Creating equal opportunities for all with AI

At Cognisess, we are constantly pursuing a fair recruitment process for all. We recently investigated if gender bias was present in one of our client’s hiring processes. Although more male applicants applied for their graduate scheme, more female candidates were successful. When candidates were asked to complete a variety of cognitive, emotional, personality Cognisess assessments, there was no bias present. The number of passed and rejected candidates reflected the difference in applicant volume of each gender. The final stage of the graduate process was a video interview. The gender was revealed in this section of the process due to the video aspect. However, in this part of the process female applicants were more likely to pass this stage than males. This could be an indication of higher presentation skills in female candidates, but it could also reflect a subtle bias in the human assessors marking the video interviews. 

This shows the effect humans could have on a recruitment process. It is important to note that bias can happen towards any group of people, including males.
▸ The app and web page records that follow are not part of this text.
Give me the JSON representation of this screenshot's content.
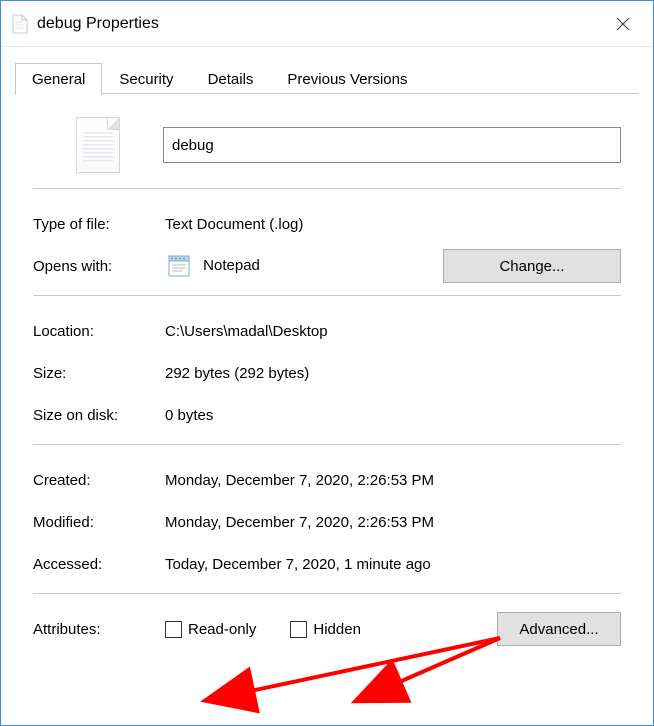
{
  "titlebar": {
    "title": "debug Properties"
  },
  "tabs": [
    {
      "label": "General",
      "active": true
    },
    {
      "label": "Security",
      "active": false
    },
    {
      "label": "Details",
      "active": false
    },
    {
      "label": "Previous Versions",
      "active": false
    }
  ],
  "filename": "debug",
  "fields": {
    "type_of_file": {
      "label": "Type of file:",
      "value": "Text Document (.log)"
    },
    "opens_with": {
      "label": "Opens with:",
      "app": "Notepad",
      "change_btn": "Change..."
    },
    "location": {
      "label": "Location:",
      "value": "C:\\Users\\madal\\Desktop"
    },
    "size": {
      "label": "Size:",
      "value": "292 bytes (292 bytes)"
    },
    "size_on_disk": {
      "label": "Size on disk:",
      "value": "0 bytes"
    },
    "created": {
      "label": "Created:",
      "value": "Monday, December 7, 2020, 2:26:53 PM"
    },
    "modified": {
      "label": "Modified:",
      "value": "Monday, December 7, 2020, 2:26:53 PM"
    },
    "accessed": {
      "label": "Accessed:",
      "value": "Today, December 7, 2020, 1 minute ago"
    }
  },
  "attributes": {
    "label": "Attributes:",
    "readonly_label": "Read-only",
    "hidden_label": "Hidden",
    "advanced_btn": "Advanced..."
  },
  "annotation": {
    "color": "#ff0000"
  }
}
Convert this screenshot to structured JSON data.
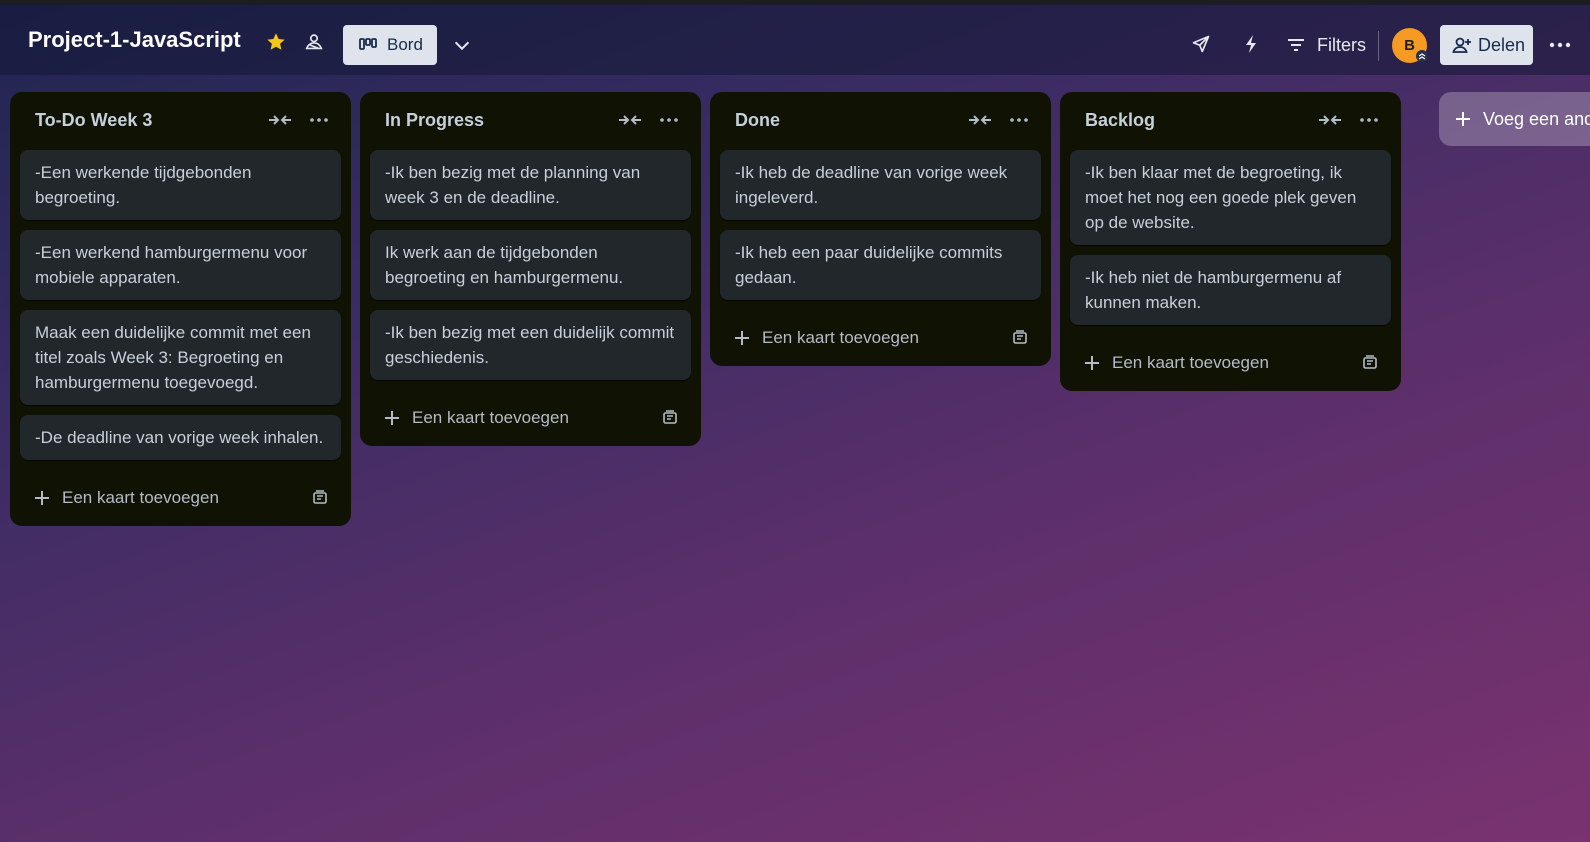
{
  "board": {
    "title": "Project-1-JavaScript",
    "view_label": "Bord",
    "filters_label": "Filters",
    "share_label": "Delen",
    "avatar_initial": "B",
    "add_list_label": "Voeg een ande"
  },
  "lists": [
    {
      "title": "To-Do Week 3",
      "cards": [
        "-Een werkende tijdgebonden begroeting.",
        "-Een werkend hamburgermenu voor mobiele apparaten.",
        "Maak een duidelijke commit met een titel zoals Week 3: Begroeting en hamburgermenu toegevoegd.",
        "-De deadline van vorige week inhalen."
      ],
      "add_card_label": "Een kaart toevoegen"
    },
    {
      "title": "In Progress",
      "cards": [
        "-Ik ben bezig met de planning van week 3 en de deadline.",
        "Ik werk aan de tijdgebonden begroeting en hamburgermenu.",
        "-Ik ben bezig met een duidelijk commit geschiedenis."
      ],
      "add_card_label": "Een kaart toevoegen"
    },
    {
      "title": "Done",
      "cards": [
        "-Ik heb de deadline van vorige week ingeleverd.",
        "-Ik heb een paar duidelijke commits gedaan."
      ],
      "add_card_label": "Een kaart toevoegen"
    },
    {
      "title": "Backlog",
      "cards": [
        "-Ik ben klaar met de begroeting, ik moet het nog een goede plek geven op de website.",
        "-Ik heb niet de hamburgermenu af kunnen maken."
      ],
      "add_card_label": "Een kaart toevoegen"
    }
  ],
  "colors": {
    "list_bg": "#101204",
    "card_bg": "#22272b",
    "star": "#f5c518",
    "avatar": "#f59a23",
    "button_bg": "#dfe4ec"
  },
  "icons": {
    "star": "star-icon",
    "visibility": "workspace-visible-icon",
    "view": "board-view-icon",
    "chevron": "chevron-down-icon",
    "power_ups": "send-icon",
    "automation": "lightning-icon",
    "filters": "filter-icon",
    "share": "add-person-icon",
    "menu": "more-icon",
    "collapse": "collapse-list-icon",
    "add": "plus-icon",
    "template": "card-template-icon"
  }
}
This is why it is important HR teams constantly refines this in order to truly hire the best applicants.  

Initially, women will be the most affected by the fourth industrial revolution. But this could be an opportunity for them to step outside stereotypical female roles and realise their potential. With a more diverse applicant pool organisations will need to ensure they have a recruitment process in place that is fair for all. If you would like to discuss how AI and People Analytics can enhance your recruitment process, book a free demo with our expert team.